───── Provided records

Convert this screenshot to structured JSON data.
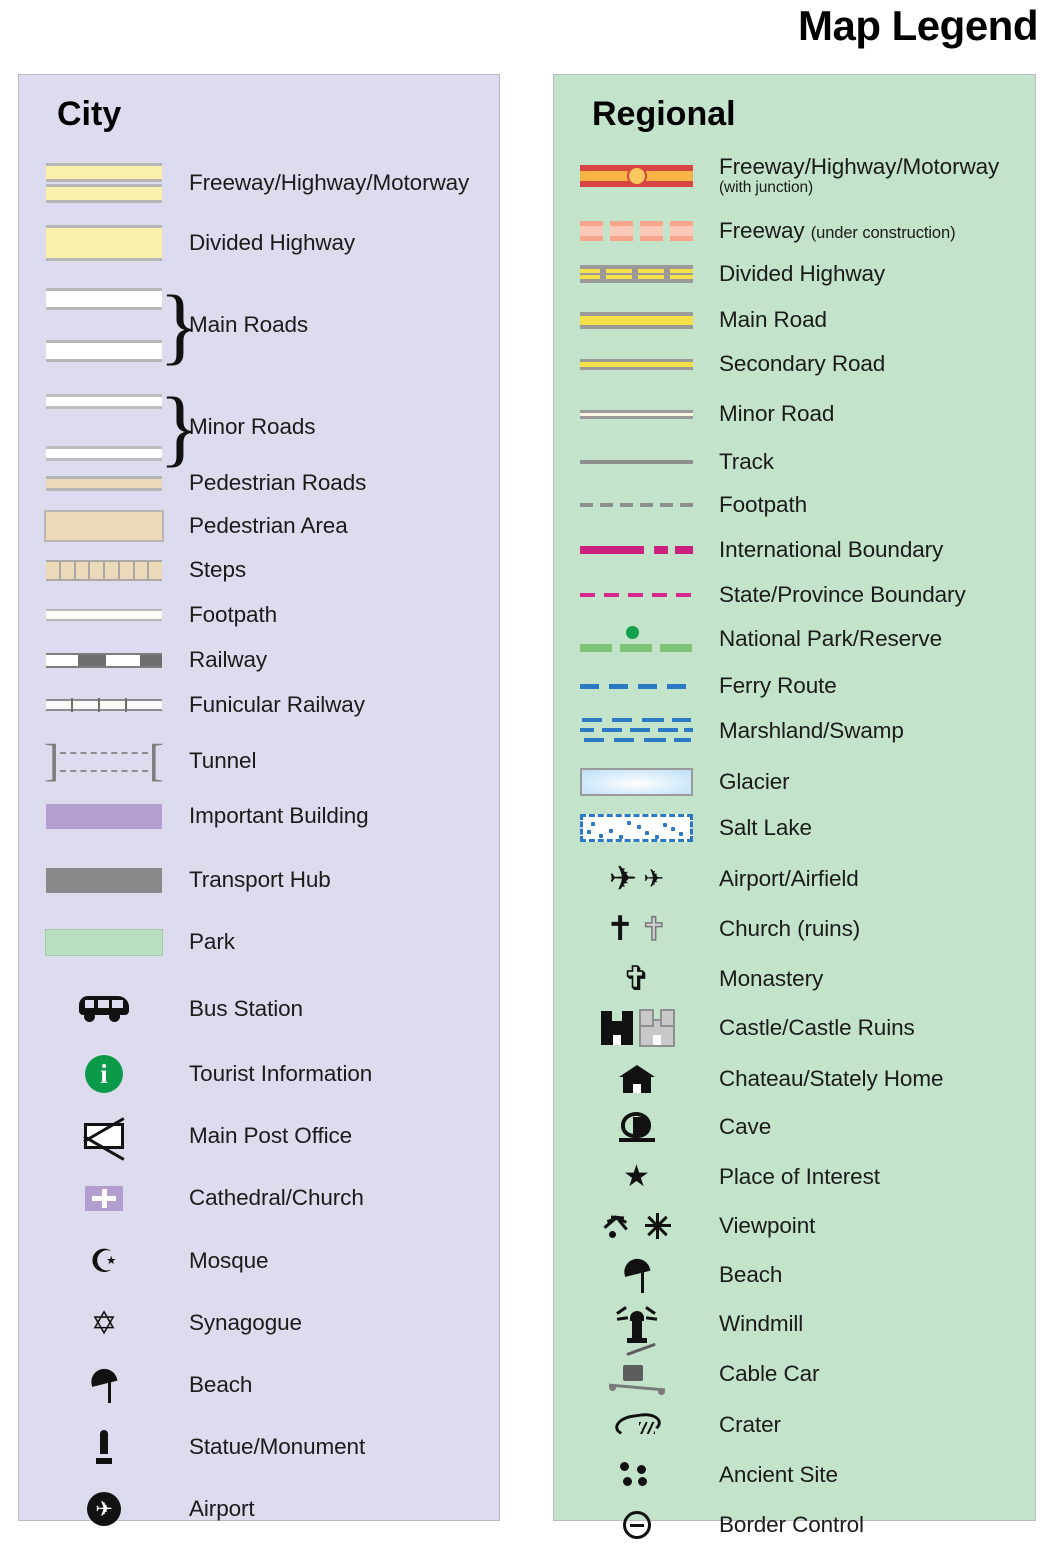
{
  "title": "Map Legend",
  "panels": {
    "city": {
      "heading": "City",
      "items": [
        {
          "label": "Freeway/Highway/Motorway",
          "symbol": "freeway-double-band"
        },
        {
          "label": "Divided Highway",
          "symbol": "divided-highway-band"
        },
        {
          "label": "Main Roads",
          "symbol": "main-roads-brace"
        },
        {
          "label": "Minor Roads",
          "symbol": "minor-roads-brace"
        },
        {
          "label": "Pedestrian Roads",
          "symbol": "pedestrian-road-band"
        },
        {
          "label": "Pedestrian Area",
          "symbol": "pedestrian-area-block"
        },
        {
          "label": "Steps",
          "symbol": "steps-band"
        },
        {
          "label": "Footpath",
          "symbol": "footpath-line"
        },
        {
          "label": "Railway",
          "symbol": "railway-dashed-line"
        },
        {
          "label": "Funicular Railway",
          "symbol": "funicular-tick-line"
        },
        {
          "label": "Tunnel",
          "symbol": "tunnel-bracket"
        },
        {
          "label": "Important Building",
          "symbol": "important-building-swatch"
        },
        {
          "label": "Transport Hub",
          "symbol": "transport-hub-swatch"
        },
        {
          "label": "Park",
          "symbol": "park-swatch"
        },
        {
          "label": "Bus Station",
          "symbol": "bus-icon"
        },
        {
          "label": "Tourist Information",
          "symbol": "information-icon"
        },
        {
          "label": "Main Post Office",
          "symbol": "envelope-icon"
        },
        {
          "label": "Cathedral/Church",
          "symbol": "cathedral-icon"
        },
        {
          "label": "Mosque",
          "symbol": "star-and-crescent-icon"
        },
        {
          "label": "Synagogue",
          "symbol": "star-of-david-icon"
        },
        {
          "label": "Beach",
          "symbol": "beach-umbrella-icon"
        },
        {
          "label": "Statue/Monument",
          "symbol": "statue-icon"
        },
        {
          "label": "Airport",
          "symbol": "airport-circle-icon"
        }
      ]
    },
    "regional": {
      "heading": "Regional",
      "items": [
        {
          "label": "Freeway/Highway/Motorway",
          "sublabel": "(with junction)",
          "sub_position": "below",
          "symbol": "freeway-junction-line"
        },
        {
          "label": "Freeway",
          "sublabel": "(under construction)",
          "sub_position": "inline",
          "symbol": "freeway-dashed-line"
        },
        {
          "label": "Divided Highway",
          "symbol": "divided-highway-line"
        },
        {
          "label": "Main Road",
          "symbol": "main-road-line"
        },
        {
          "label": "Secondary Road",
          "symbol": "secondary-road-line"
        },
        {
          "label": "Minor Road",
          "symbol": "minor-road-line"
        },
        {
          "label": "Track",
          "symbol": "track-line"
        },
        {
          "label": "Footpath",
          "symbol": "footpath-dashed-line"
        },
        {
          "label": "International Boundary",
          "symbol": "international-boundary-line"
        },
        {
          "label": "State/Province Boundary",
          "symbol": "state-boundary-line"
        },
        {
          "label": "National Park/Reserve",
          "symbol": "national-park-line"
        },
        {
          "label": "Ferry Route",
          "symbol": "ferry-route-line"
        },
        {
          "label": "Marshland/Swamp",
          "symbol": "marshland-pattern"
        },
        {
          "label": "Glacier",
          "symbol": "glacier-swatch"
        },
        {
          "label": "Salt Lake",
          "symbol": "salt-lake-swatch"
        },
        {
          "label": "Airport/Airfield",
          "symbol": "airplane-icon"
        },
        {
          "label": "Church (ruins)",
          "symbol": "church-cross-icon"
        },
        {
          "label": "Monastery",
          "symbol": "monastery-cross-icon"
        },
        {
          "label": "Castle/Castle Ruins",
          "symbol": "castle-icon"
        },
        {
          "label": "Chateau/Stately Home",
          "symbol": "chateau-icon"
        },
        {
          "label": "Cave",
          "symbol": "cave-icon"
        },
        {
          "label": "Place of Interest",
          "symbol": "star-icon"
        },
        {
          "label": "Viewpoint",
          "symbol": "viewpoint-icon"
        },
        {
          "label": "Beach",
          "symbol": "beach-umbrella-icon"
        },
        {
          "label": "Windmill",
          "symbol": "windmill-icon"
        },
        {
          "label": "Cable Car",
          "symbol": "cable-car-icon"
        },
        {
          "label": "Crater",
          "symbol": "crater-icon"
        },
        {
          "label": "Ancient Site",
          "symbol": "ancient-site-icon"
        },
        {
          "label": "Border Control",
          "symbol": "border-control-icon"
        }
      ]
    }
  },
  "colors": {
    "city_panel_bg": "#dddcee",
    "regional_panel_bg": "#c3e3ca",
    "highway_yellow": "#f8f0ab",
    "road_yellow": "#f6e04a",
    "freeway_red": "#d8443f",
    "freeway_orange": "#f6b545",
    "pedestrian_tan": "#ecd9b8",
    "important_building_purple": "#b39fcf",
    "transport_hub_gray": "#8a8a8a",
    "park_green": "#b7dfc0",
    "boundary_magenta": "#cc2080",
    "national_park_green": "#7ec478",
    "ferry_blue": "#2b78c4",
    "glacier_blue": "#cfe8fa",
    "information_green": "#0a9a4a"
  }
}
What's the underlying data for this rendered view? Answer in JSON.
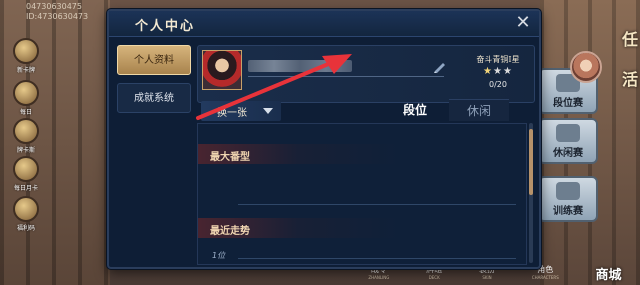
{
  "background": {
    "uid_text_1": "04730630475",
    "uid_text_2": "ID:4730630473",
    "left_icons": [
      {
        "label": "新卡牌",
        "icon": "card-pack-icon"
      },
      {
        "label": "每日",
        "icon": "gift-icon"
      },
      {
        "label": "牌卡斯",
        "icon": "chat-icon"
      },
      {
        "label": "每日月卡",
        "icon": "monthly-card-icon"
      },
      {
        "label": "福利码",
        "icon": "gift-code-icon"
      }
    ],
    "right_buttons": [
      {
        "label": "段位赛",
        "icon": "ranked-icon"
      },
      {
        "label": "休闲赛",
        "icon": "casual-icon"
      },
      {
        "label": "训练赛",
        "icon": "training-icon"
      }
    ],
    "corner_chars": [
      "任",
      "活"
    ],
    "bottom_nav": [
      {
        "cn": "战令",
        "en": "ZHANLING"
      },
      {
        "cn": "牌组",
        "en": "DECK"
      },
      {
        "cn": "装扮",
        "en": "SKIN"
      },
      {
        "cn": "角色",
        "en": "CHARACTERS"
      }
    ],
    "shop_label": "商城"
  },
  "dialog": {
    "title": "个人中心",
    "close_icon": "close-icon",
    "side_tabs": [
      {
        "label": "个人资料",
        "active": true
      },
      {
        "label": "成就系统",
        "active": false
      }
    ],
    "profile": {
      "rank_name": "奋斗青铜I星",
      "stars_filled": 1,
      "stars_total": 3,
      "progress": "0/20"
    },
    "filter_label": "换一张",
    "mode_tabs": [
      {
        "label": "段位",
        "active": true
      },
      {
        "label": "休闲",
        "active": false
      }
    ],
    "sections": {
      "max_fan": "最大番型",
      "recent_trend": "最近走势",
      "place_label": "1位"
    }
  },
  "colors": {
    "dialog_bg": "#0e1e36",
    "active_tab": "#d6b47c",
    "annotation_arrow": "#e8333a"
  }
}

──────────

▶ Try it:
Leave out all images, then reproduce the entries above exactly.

▶ Answer for the task:
Convert this screenshot to structured JSON data.
{
  "title": "Map Legend",
  "panels": {
    "city": {
      "heading": "City",
      "items": [
        {
          "label": "Freeway/Highway/Motorway",
          "symbol": "freeway-double-band"
        },
        {
          "label": "Divided Highway",
          "symbol": "divided-highway-band"
        },
        {
          "label": "Main Roads",
          "symbol": "main-roads-brace"
        },
        {
          "label": "Minor Roads",
          "symbol": "minor-roads-brace"
        },
        {
          "label": "Pedestrian Roads",
          "symbol": "pedestrian-road-band"
        },
        {
          "label": "Pedestrian Area",
          "symbol": "pedestrian-area-block"
        },
        {
          "label": "Steps",
          "symbol": "steps-band"
        },
        {
          "label": "Footpath",
          "symbol": "footpath-line"
        },
        {
          "label": "Railway",
          "symbol": "railway-dashed-line"
        },
        {
          "label": "Funicular Railway",
          "symbol": "funicular-tick-line"
        },
        {
          "label": "Tunnel",
          "symbol": "tunnel-bracket"
        },
        {
          "label": "Important Building",
          "symbol": "important-building-swatch"
        },
        {
          "label": "Transport Hub",
          "symbol": "transport-hub-swatch"
        },
        {
          "label": "Park",
          "symbol": "park-swatch"
        },
        {
          "label": "Bus Station",
          "symbol": "bus-icon"
        },
        {
          "label": "Tourist Information",
          "symbol": "information-icon"
        },
        {
          "label": "Main Post Office",
          "symbol": "envelope-icon"
        },
        {
          "label": "Cathedral/Church",
          "symbol": "cathedral-icon"
        },
        {
          "label": "Mosque",
          "symbol": "star-and-crescent-icon"
        },
        {
          "label": "Synagogue",
          "symbol": "star-of-david-icon"
        },
        {
          "label": "Beach",
          "symbol": "beach-umbrella-icon"
        },
        {
          "label": "Statue/Monument",
          "symbol": "statue-icon"
        },
        {
          "label": "Airport",
          "symbol": "airport-circle-icon"
        }
      ]
    },
    "regional": {
      "heading": "Regional",
      "items": [
        {
          "label": "Freeway/Highway/Motorway",
          "sublabel": "(with junction)",
          "sub_position": "below",
          "symbol": "freeway-junction-line"
        },
        {
          "label": "Freeway",
          "sublabel": "(under construction)",
          "sub_position": "inline",
          "symbol": "freeway-dashed-line"
        },
        {
          "label": "Divided Highway",
          "symbol": "divided-highway-line"
        },
        {
          "label": "Main Road",
          "symbol": "main-road-line"
        },
        {
          "label": "Secondary Road",
          "symbol": "secondary-road-line"
        },
        {
          "label": "Minor Road",
          "symbol": "minor-road-line"
        },
        {
          "label": "Track",
          "symbol": "track-line"
        },
        {
          "label": "Footpath",
          "symbol": "footpath-dashed-line"
        },
        {
          "label": "International Boundary",
          "symbol": "international-boundary-line"
        },
        {
          "label": "State/Province Boundary",
          "symbol": "state-boundary-line"
        },
        {
          "label": "National Park/Reserve",
          "symbol": "national-park-line"
        },
        {
          "label": "Ferry Route",
          "symbol": "ferry-route-line"
        },
        {
          "label": "Marshland/Swamp",
          "symbol": "marshland-pattern"
        },
        {
          "label": "Glacier",
          "symbol": "glacier-swatch"
        },
        {
          "label": "Salt Lake",
          "symbol": "salt-lake-swatch"
        },
        {
          "label": "Airport/Airfield",
          "symbol": "airplane-icon"
        },
        {
          "label": "Church (ruins)",
          "symbol": "church-cross-icon"
        },
        {
          "label": "Monastery",
          "symbol": "monastery-cross-icon"
        },
        {
          "label": "Castle/Castle Ruins",
          "symbol": "castle-icon"
        },
        {
          "label": "Chateau/Stately Home",
          "symbol": "chateau-icon"
        },
        {
          "label": "Cave",
          "symbol": "cave-icon"
        },
        {
          "label": "Place of Interest",
          "symbol": "star-icon"
        },
        {
          "label": "Viewpoint",
          "symbol": "viewpoint-icon"
        },
        {
          "label": "Beach",
          "symbol": "beach-umbrella-icon"
        },
        {
          "label": "Windmill",
          "symbol": "windmill-icon"
        },
        {
          "label": "Cable Car",
          "symbol": "cable-car-icon"
        },
        {
          "label": "Crater",
          "symbol": "crater-icon"
        },
        {
          "label": "Ancient Site",
          "symbol": "ancient-site-icon"
        },
        {
          "label": "Border Control",
          "symbol": "border-control-icon"
        }
      ]
    }
  },
  "colors": {
    "city_panel_bg": "#dddcee",
    "regional_panel_bg": "#c3e3ca",
    "highway_yellow": "#f8f0ab",
    "road_yellow": "#f6e04a",
    "freeway_red": "#d8443f",
    "freeway_orange": "#f6b545",
    "pedestrian_tan": "#ecd9b8",
    "important_building_purple": "#b39fcf",
    "transport_hub_gray": "#8a8a8a",
    "park_green": "#b7dfc0",
    "boundary_magenta": "#cc2080",
    "national_park_green": "#7ec478",
    "ferry_blue": "#2b78c4",
    "glacier_blue": "#cfe8fa",
    "information_green": "#0a9a4a"
  }
}
What's the underlying data for this rendered view? Answer in JSON.
{
  "background": {
    "uid_text_1": "04730630475",
    "uid_text_2": "ID:4730630473",
    "left_icons": [
      {
        "label": "新卡牌",
        "icon": "card-pack-icon"
      },
      {
        "label": "每日",
        "icon": "gift-icon"
      },
      {
        "label": "牌卡斯",
        "icon": "chat-icon"
      },
      {
        "label": "每日月卡",
        "icon": "monthly-card-icon"
      },
      {
        "label": "福利码",
        "icon": "gift-code-icon"
      }
    ],
    "right_buttons": [
      {
        "label": "段位赛",
        "icon": "ranked-icon"
      },
      {
        "label": "休闲赛",
        "icon": "casual-icon"
      },
      {
        "label": "训练赛",
        "icon": "training-icon"
      }
    ],
    "corner_chars": [
      "任",
      "活"
    ],
    "bottom_nav": [
      {
        "cn": "战令",
        "en": "ZHANLING"
      },
      {
        "cn": "牌组",
        "en": "DECK"
      },
      {
        "cn": "装扮",
        "en": "SKIN"
      },
      {
        "cn": "角色",
        "en": "CHARACTERS"
      }
    ],
    "shop_label": "商城"
  },
  "dialog": {
    "title": "个人中心",
    "close_icon": "close-icon",
    "side_tabs": [
      {
        "label": "个人资料",
        "active": true
      },
      {
        "label": "成就系统",
        "active": false
      }
    ],
    "profile": {
      "rank_name": "奋斗青铜I星",
      "stars_filled": 1,
      "stars_total": 3,
      "progress": "0/20"
    },
    "filter_label": "换一张",
    "mode_tabs": [
      {
        "label": "段位",
        "active": true
      },
      {
        "label": "休闲",
        "active": false
      }
    ],
    "sections": {
      "max_fan": "最大番型",
      "recent_trend": "最近走势",
      "place_label": "1位"
    }
  },
  "colors": {
    "dialog_bg": "#0e1e36",
    "active_tab": "#d6b47c",
    "annotation_arrow": "#e8333a"
  }
}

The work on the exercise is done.